We have created an Enum that will hold our player signs, and assigned the value of our currentPlayer variable to that enum.

After that we have our gameState variable, where... we hold our game state (😎).

let gameState = ["", "", "", "", "", "", "", "", ""];

We can see that this will always be an array of strings, so we can pass that on to our comipler like this:

let gameState: string[] = ["", "", "", "", "", "", "", "", ""];

And lastly, we have our three functions that return our game status messages:

const winningMessage = () => `Player ${currentPlayer} has won!`;
const drawMessage = () => `Game ended in a draw!`;
const currentPlayerTurn = () => `It's ${currentPlayer}'s turn`;

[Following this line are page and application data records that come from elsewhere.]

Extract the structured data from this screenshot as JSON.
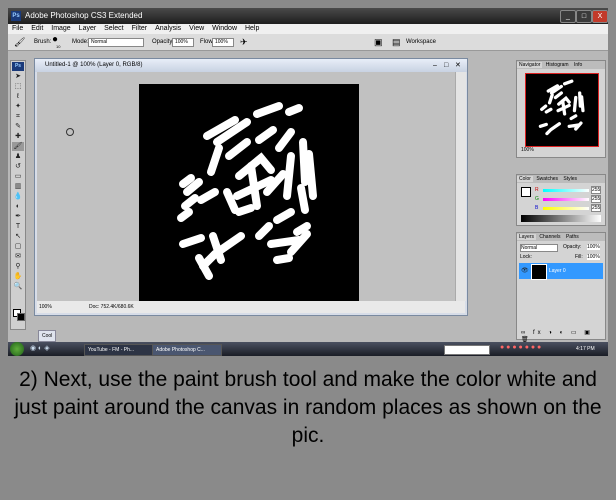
{
  "app": {
    "title": "Adobe Photoshop CS3 Extended",
    "logo": "Ps",
    "window_buttons": [
      "_",
      "□",
      "X"
    ]
  },
  "menu": [
    "File",
    "Edit",
    "Image",
    "Layer",
    "Select",
    "Filter",
    "Analysis",
    "View",
    "Window",
    "Help"
  ],
  "options_bar": {
    "brush_label": "Brush:",
    "brush_size": "10",
    "mode_label": "Mode:",
    "mode_value": "Normal",
    "opacity_label": "Opacity:",
    "opacity_value": "100%",
    "flow_label": "Flow:",
    "flow_value": "100%",
    "workspace_label": "Workspace"
  },
  "document": {
    "title": "Untitled-1 @ 100% (Layer 0, RGB/8)",
    "zoom": "100%",
    "doc_info": "Doc: 752.4K/680.6K"
  },
  "navigator": {
    "tabs": [
      "Navigator",
      "Histogram",
      "Info"
    ],
    "zoom": "100%"
  },
  "color_panel": {
    "tabs": [
      "Color",
      "Swatches",
      "Styles"
    ],
    "channels": [
      {
        "label": "R",
        "value": "255",
        "color": "#ff4040"
      },
      {
        "label": "G",
        "value": "255",
        "color": "#40c040"
      },
      {
        "label": "B",
        "value": "255",
        "color": "#4060ff"
      }
    ]
  },
  "layers_panel": {
    "tabs": [
      "Layers",
      "Channels",
      "Paths"
    ],
    "blend_mode": "Normal",
    "opacity_label": "Opacity:",
    "opacity_value": "100%",
    "lock_label": "Lock:",
    "fill_label": "Fill:",
    "fill_value": "100%",
    "layer_name": "Layer 0"
  },
  "mini_docs": [
    "Cool",
    "",
    ""
  ],
  "taskbar": {
    "tasks": [
      "YouTube - FM - Ph...",
      "Adobe Photoshop C..."
    ],
    "time": "4:17 PM"
  },
  "caption": "2) Next, use the paint brush tool and make the color white and just paint around the canvas in random places as shown on the pic.",
  "colors": {
    "accent": "#3399ff",
    "canvas": "#000000",
    "stroke": "#ffffff"
  }
}
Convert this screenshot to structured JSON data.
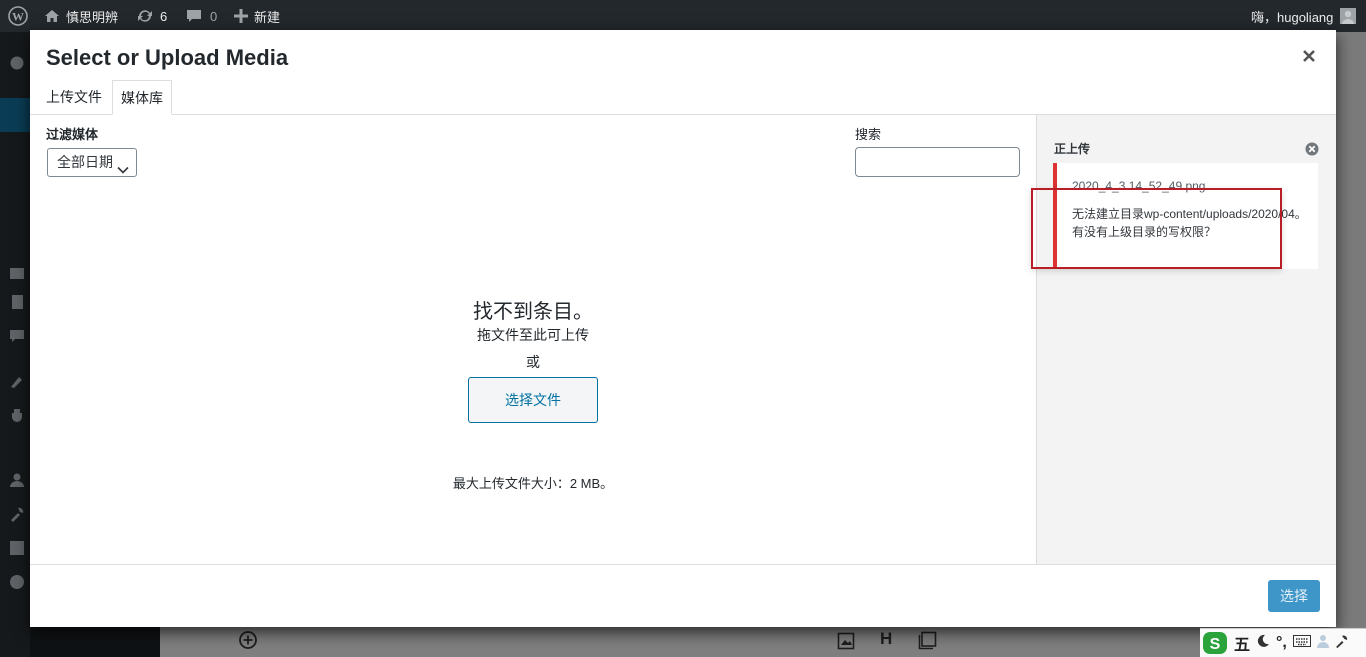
{
  "adminbar": {
    "site_name": "慎思明辨",
    "updates_count": "6",
    "comments_count": "0",
    "new_label": "新建",
    "greeting": "嗨，hugoliang"
  },
  "modal": {
    "title": "Select or Upload Media",
    "tabs": [
      {
        "label": "上传文件",
        "active": false
      },
      {
        "label": "媒体库",
        "active": true
      }
    ],
    "filter": {
      "label": "过滤媒体",
      "selected": "全部日期"
    },
    "search": {
      "label": "搜索",
      "value": "",
      "placeholder": ""
    },
    "empty": {
      "title": "找不到条目。",
      "drag_text": "拖文件至此可上传",
      "or_text": "或",
      "select_files_label": "选择文件",
      "max_size": "最大上传文件大小：2 MB。"
    },
    "sidebar": {
      "uploading_label": "正上传",
      "error": {
        "filename": "2020_4_3 14_52_49.png",
        "message": "无法建立目录wp-content/uploads/2020/04。有没有上级目录的写权限？"
      }
    },
    "action_label": "选择"
  },
  "colors": {
    "accent": "#0071a1",
    "primary_button": "#3d95c8",
    "error": "#dc3232",
    "adminbar_bg": "#23282d"
  },
  "ime": {
    "mode_label": "五"
  }
}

Since they are all simple functions, without any inputs, that return strings we can use the same types for all of them.

const winningMessage: () => string = () => `Player ${currentPlayer} has won!`;
const drawMessage: () => string = () => `Game ended in a draw!`;
const currentPlayerTurn: () => string = () => `It's ${currentPlayer}'s turn`;

It can seem a bit annoying at times to have to write all the types yourself, but it's another one of those things that become second nature after a brief adjustment period.

Hopefully, by the end of this series, you'll be convinced on the benefits of using TypeScript for your project.

As always, thanks for reading, and until the next one ✌️

Discussion (3)

curtisfenner profile image
Curtis Fenner

I don't think you need to have a type declaration for any of those variables; TypeScript's inference is very good, and you generally only need to write type declarations for function parameters.

I haven't written a lot of TypeScript, but I don't think it's idiomatic to include types like string[] when you're clearly assigning a literal oh that type. (Also, that's not nearly specific enough of a type for gameState -- I'm guessing only a few values are valid; maybe it should be (PlayerSign | null)[]; possibly even the tuple so that the length is fixed.

bornasepic profile image
Borna Šepić Author

Hey Curtis, thanks for writing back.
As with a lot of things, it really comes down to personal preference.
I've used TypeScript for almost two years now, both at work and on pet projects and I've found it much preferable to just write types for everything rather than have the cognitive load of thinking "this probably doesn't need a type".

It also has an added benefit of improving your IDE experience by offering you better auto completes.

Also, you raise a valid point about the gameState type. To be honest, I wanted to avoid confusing people by rewriting some of the existing logic and just stick to writing types, but this is an excellent place to put the tuples to use. I'll make sure to update it in part two!

karataev profile image
Eugene Karataev

It also has an added benefit of improving your IDE experience by offering you better auto completes.

Well, for TS lines below are equal. There is no difference in IDE experience (autocomplete, e.t.c).

let gameActive: boolean = true;
let gameActive = true;

I've found it much preferable to just write types for everything rather than have the cognitive load of thinking "this probably doesn't need a type".

Just turn on noImplicitAny option in your tsconfig.json and TS will yell at you where a type can't be inferred. No extra cognitive thinking is required 😂